Having written enough about the Badminton players, it’s time we give credit to one more man, the one behind the screens. It is none other than Pullela Gopichand, the chief national coach of India team. In this article, we analyse how indispensable Pullela Gopichand is to the success of badminton in India.
As a player
As a player, Gopichand had brought laurels for India in his short career. Gopichand, just like his protégé Srikanth was playing supremely well at Sydney 2000 Olympics, but lost in quarters and exited the tournament. However, the following year he won the All England Open Champion and is only the second from India to have won that. None has won that from India after him. Even though, he was a phenomenal talent, he had to retire early thanks to the injuries he faced in his career.
As a coach
Even though he had the potential to have succeeded far more in his career, he reserved those successes to be achieved as a coach. He set up his academy by 2008 and his second innings in Badminton started. Parents of Saina Nehwal, realizing her talent, shifted to Hyderabad to get their daughter trained from Gopichand himself. That decision has paid rich dividends, not only to Saina Nehwal, but to the nation as a whole. However, Saina split from Gopichand and joined a different academy in 2014, claiming that Gopichand couldn’t afford to give her personal coaching. This is the only blackmark in his coaching career. Other notable players in his academy include Srikanth Kidambi, Parupali Kashyap, P.V Sindhu, Prannoy Kumar etc.
Gopichand Badminton Academy
Gopichand is a strict taskmaster. His academy opens at 4:30 AM every day, and he’ll be the first one to arrive, 15 minutes before the academy opens. He is also the last one to leave the academy. Both P.V Sindhu and Srikanth were part of 4:30 batch. Internet and mobile phones are strictly banned in his academy and only on Sundays, students are allowed to make calls. He considers discipline to be extremely important for excellence in sport.

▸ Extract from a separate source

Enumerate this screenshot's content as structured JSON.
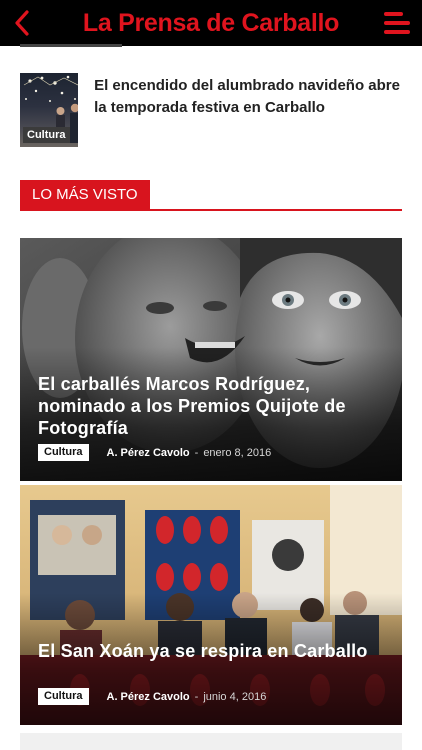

Under him, the players got the confidence that they can be world beaters. Until then, Indians were considered inferior to China in Badminton. They never possessed the temperament to beat Chinese, especially in the later stages of a tournament. But Gopichand changed this attitude entirely and was the first to slay the demons in Indian players’ minds about the Chinese being invincible. This should set the track for India surpassing China, as a badminton superpower.
Gopi has up badminton academies across India to spot and groom talent. The centres are in Gwalior, Vadodara, Tanuka (Andhra Pradesh) and Salem (Tamil Nadu). He also plans to open more including one in Greater Noida.
Share this article